HCI student Lomas wins national STEM game competition

Credit: Courtesy of Derek Lomas Credit: Courtesy of Derek Lomas

As video games continue to become more popular, the market for a more diverse selection of games has spurred increased development of educational games. Popular titles such as Brain Age help users keep their minds sharp and hone math or logic skills. One Carnegie Mellon Ph.D. candidate in the Human-Computer Interaction Institute (HCII), Derek Lomas, is the next promising developer of games with educational purposes.

Lomas has a five-year fellowship with the Program for Interdisciplinary Education Research (PIER) in HCII, and strives to create efficient educational software for underprivileged youth. Together with his collaborators Dixie Ching of New York University and Jeanine Sun of the University of California at San Diego, the team recently won the $50,000 National STEM Video Game Challenge Prize for their game, NumberPower: Numbaland!. United States Chief Technology Officer Aneesh Chopra awarded the prize to the team as part of President Obama’s “Educate to Innovate” Campaign a few weeks ago.

In a White House press release, Chopra wrote, “As the President noted earlier this month when announcing the new ARPA [Advanced Research Projects Agency] for Education, this Administration is committed to harnessing the best ideas from the public, private, academic, and philanthropic sectors to deliver an educational system that ensures we can win the future.” In an article from the Sesame Workshop, he added, “It is efforts like these that will ensure our nation’s continued economic and technological leadership well into the 21st century.”

Similar to games such as Mario Party or WarioWare, where the player can choose from several different minigames to play, Numbaland! offers five different number-based games, each designed to hone a particular math skill. The core of Lomas’ research is to improve what he calls “number sense,” which is basic intuition and understanding of mathematical concepts. “If you don’t understand what numbers mean, [it is] harder to understand why math works; you are at a loss to self-explain things to yourself. It correlates with overall high math achievement,” he said. One minigame titled “Battleship Numberline” aims to help kids understand the relationship between number magnitudes and different number forms such as decimals or fractions. In one setting, an animated battleship is positioned between two white flags marked “0” and “1.” The player then must enter in a decimal that he or she thinks represents the actual location of the ship.

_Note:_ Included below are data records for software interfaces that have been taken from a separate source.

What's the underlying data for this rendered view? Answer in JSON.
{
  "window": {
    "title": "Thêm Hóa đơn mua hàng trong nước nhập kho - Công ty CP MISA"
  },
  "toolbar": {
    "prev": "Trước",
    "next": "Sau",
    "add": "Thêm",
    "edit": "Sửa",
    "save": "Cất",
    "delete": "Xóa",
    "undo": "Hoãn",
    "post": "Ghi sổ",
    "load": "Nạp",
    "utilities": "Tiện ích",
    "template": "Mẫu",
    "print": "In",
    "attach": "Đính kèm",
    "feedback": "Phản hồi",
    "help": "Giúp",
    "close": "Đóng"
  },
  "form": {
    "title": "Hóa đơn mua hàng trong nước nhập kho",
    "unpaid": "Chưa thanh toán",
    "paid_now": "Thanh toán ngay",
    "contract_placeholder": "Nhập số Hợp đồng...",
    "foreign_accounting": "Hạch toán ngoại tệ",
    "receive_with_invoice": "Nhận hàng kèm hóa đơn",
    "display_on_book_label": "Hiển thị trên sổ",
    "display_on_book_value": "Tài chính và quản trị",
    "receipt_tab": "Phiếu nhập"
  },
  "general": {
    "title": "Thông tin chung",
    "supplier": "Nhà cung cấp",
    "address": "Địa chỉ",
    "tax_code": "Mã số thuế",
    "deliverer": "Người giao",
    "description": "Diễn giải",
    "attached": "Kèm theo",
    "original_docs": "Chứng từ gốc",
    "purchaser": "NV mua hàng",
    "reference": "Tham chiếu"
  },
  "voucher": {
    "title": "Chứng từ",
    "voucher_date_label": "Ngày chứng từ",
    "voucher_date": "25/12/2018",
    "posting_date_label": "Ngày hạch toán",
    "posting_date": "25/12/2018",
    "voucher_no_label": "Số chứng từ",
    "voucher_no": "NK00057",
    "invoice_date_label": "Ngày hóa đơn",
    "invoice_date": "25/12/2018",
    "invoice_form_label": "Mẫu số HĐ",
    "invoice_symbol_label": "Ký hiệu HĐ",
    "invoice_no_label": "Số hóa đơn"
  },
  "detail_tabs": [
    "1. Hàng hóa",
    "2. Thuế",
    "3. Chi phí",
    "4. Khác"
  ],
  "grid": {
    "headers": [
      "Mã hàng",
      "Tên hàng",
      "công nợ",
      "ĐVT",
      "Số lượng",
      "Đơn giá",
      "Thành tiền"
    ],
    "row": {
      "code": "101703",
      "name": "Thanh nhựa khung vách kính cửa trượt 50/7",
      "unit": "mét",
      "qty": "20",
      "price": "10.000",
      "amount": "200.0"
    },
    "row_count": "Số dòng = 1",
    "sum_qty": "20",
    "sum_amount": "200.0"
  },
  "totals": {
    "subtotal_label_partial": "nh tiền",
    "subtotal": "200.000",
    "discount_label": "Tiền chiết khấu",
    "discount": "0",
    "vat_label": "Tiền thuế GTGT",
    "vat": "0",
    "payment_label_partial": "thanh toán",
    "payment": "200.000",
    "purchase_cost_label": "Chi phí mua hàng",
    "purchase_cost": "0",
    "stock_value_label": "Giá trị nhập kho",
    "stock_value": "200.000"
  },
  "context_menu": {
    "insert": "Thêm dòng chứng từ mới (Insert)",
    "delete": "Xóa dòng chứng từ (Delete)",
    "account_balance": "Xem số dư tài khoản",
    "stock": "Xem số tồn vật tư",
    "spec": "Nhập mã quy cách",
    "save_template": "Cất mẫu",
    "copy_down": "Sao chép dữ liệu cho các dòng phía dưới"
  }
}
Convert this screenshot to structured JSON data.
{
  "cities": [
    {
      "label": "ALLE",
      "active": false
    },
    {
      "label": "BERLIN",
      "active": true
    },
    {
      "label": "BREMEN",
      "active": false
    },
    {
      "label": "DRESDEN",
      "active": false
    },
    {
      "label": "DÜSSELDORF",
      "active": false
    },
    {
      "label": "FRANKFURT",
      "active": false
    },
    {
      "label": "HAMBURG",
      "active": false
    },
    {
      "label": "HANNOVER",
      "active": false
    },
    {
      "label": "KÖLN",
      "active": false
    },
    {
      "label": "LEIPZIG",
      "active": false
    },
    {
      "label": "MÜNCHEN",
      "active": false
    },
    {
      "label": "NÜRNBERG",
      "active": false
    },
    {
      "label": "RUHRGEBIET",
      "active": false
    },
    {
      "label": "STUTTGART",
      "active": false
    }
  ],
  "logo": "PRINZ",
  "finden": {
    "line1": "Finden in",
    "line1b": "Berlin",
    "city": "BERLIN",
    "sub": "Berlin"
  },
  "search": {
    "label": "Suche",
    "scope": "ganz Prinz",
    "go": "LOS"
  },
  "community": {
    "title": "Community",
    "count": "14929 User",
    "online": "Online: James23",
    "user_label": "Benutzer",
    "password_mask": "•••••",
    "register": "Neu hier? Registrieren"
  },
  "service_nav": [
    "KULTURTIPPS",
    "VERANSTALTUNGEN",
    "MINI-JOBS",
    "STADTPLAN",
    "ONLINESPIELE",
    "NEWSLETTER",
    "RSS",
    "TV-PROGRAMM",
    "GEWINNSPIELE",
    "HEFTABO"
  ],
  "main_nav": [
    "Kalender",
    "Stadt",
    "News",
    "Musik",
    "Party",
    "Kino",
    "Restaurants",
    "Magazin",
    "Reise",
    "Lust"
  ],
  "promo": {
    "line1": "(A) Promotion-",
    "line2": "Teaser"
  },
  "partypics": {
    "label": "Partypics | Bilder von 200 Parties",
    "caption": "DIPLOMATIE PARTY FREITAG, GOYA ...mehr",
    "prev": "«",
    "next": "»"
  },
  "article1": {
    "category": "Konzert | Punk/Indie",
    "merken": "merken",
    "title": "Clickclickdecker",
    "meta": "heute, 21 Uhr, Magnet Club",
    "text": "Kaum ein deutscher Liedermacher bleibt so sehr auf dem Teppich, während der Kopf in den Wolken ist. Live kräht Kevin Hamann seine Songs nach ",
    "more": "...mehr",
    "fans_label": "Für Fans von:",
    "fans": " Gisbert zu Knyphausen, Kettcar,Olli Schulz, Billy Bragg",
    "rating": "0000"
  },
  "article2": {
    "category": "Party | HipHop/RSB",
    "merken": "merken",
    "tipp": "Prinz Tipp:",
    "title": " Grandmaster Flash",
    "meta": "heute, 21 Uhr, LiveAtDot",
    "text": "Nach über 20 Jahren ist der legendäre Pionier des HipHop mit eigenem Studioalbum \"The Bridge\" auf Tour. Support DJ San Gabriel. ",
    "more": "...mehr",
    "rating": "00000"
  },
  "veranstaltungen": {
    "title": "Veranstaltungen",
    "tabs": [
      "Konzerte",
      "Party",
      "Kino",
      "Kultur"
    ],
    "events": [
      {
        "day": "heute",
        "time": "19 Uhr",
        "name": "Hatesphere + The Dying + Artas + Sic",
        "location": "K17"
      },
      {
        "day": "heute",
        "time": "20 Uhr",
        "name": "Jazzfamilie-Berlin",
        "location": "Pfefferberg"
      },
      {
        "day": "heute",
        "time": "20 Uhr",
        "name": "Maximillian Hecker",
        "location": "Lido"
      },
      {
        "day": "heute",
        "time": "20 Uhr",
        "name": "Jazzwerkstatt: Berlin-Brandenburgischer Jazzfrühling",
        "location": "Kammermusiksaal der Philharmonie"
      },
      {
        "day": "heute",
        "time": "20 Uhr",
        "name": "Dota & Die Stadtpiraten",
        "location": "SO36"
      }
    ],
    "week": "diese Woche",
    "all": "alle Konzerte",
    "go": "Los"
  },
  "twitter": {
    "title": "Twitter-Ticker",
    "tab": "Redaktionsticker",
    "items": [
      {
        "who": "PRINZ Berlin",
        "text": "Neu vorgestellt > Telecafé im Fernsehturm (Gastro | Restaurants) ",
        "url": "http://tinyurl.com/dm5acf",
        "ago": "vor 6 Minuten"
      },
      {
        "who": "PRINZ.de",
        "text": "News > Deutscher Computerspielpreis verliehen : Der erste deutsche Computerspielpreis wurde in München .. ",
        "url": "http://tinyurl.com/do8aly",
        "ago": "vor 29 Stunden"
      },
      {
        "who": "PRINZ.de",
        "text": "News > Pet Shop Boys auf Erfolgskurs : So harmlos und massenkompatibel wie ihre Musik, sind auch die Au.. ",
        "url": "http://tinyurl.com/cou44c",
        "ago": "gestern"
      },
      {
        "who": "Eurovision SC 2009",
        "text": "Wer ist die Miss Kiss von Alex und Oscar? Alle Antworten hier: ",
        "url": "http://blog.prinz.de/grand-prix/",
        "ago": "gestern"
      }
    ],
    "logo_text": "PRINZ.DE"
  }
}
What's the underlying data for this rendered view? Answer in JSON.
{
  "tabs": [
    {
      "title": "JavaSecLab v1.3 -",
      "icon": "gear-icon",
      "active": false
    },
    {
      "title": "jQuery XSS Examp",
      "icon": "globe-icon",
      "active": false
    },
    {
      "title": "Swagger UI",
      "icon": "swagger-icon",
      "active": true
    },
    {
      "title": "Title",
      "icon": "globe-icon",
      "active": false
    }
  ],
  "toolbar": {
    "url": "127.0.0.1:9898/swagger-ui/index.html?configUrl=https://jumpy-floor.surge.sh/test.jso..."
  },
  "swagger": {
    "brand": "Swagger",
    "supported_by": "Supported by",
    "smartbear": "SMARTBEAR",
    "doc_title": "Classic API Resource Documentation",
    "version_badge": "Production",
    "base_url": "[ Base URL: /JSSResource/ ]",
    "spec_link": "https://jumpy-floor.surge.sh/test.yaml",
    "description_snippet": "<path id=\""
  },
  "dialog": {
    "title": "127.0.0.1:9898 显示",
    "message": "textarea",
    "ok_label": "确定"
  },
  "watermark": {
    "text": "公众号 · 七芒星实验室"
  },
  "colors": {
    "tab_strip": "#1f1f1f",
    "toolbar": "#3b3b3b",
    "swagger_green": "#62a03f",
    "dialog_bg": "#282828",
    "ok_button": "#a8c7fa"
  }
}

“We want to systematically investigate the design decisions in the games we make. There are lots of different ways to display feedback, different ways to sequence the instructions, lots of different aesthetics, and there is even the question of whether it should be a task to begin with,” Lomas said. He and his team created several versions of their games to investigate which version helps children learn the most efficiently. In one game, they found children can improve their number sense after only 20 minutes of play. In the coming months, Lomas and his team expect to launch versions of Numbaland! for the iPad and iPod touch platforms, but currently the games run solely on computers. He hopes to put some of his prize money into making his games marketable and eventually self-sustaining.

The next step in development is to “integrate” these minigames together. To better test how people react to video games and “systematize” how data is collected, Lomas hopes that part of his prize money can be invested in better facilities, an example being a larger and more organized “video game room.” Lomas also mentioned several open research opportunities for eager students. Another facet of research involves gender discrepancies. “It’s sometimes easier to make games for boys, like our ‘Battleship Numberline,’ but we struggle to make games that are not necessarily gender-neutral, but appealing to both sexes,” he said.

This summer, Lomas and his team are going to work with underprivileged youth in after-school centers and summer programs to better understand the scaffolds of game play. He said that his life’s work was inspired by the experiences he had during an internship he had with Qualcomm in Mumbai, India. “There’s so much economic disparity and so much demand in [the] emerging middle class. There is a population the size of America that makes between $80 and $100 a month ... and the government educational systems are really poor. The missing piece is the content, as there has been very little educational content that has been proven effective.” Lomas and his team are doing their best to close that gap.